Inspections of clinical sites and sponsor monitoring operations are costly and time-consuming for biopharmaceutical companies and research organizations, especially when the goal is to gain market approval of a new drug in multiple regions. To reduce duplicative inspections and streamline the regulatory process, the Food and Drug Administration and the European Medicines Agency (EMA) have established a program to share inspection plans and reports with an eye to harmonizing inspection practices through joint inspections of key sites.
The FDA-EMA pilot good clinical practices (GCP) initiative, which ran from 2009 to 2011, supported 7 joint inspections of sponsors and clinical sites related to 3 different applications and now is expanding -- despite mixed results for the agencies as well as sponsors. A report on the pilot issued in 2011 acknowledges that organizing joint inspections is time-consuming, that the intent to set a “lead inspector” from the host country is not always feasible, and that close-out processes and follow-up after an inspection often were carried out quite differently.
Sponsors and research experts similarly cite a number of differences in how FDA and EMA inspectors operate. For one thing EMA inspectors come from various member states, speak different languages, and often are competitive about “who can be more picky,” commented consultant Paul Strickland, former inspections & intelligence director at Amgen UK. Strickland noted at the Proactive GCP Compliance conference in April, sponsored by ExL Pharma, that FDA normally sends one or two inspectors on an international assignment, while the EMA team might number four or more. And EMA inspectors usually specialize in clinical trials, while FDA agents tend to be generalists, with experience in a range of products and operations.

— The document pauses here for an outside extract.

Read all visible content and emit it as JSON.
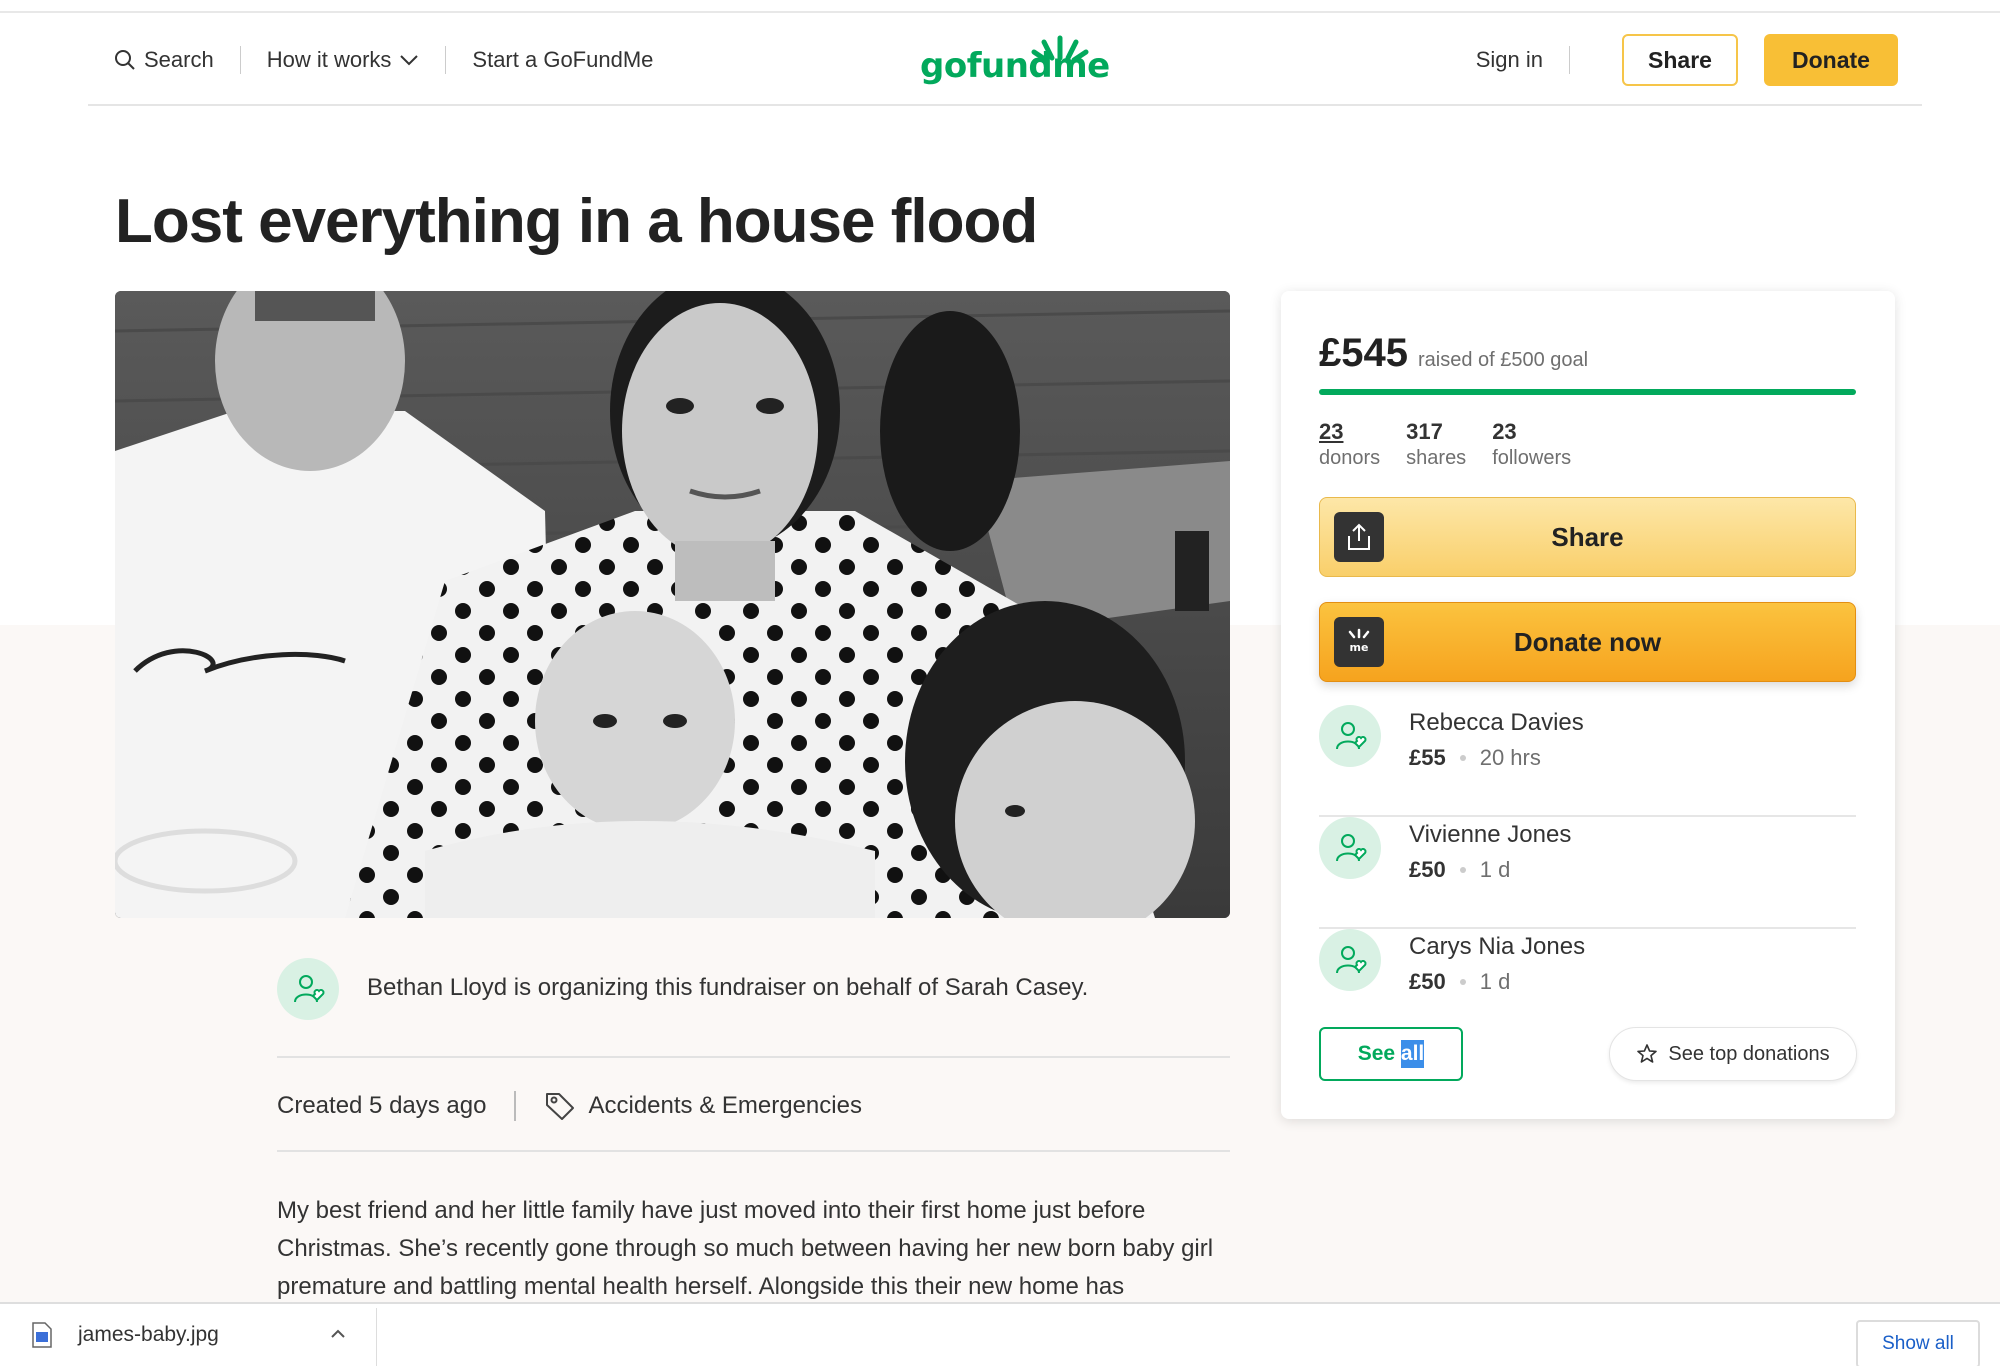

Collaborative FDA-EMA inspections “should be good in the future,” Strickland commented, but now we see “mixed results.” Sometimes the two teams work together, but often they follow two parallel processes, which can be “a nightmare,” he commented. The sponsor then has to form two teams to work with the competing inspectors, and ends up with a form 483 from FDA and a separate EMA inspection report.
Joint inspection can be “a real challenge,” said Larry Fiori, senior associate director for compliance & quality management at Boehringer Ingelheim. He recalled an inspection with two different inspection teams that operated out of two different rooms. And these inspections can be long and disruptive, added Sharon Reinhard, director of compliance operations & oversight at Endo Pharmaceuticals: site inspections usually took three or four days, but now can run three weeks, and “all business comes to a stop for a long time.” Some inspectors want to receive documents and contracts electronically, she noted, while others want paper.
Costs and fees also can raise tricky issues for sponsors. While FDA inspectors pay their own expenses, EU operatives usually expect the sponsor to foot the bill, especially for site visits outside Europe. This creates legal issues for companies seeking to comply with the U.S. Foreign Corrupt Practices Act, which bans payments for entertainment and meals to any government employee.
Even though joint FDA-EMA GCP inspections are supposed to facilitate application approvals in both regions, Strickland advised pharma companies to decline the process for now. The program may get better once the inspectors really do trust each other, he said, but finds that increased competition among inspections currently complicates the picture. The key to a successful inspection, Fiori added, is for sponsors to focus on demonstrating what they have done to comply with requirements. And if the inspectors find problems, “use that for your process improvement,” Strickland advised. “Get something positive out of it.”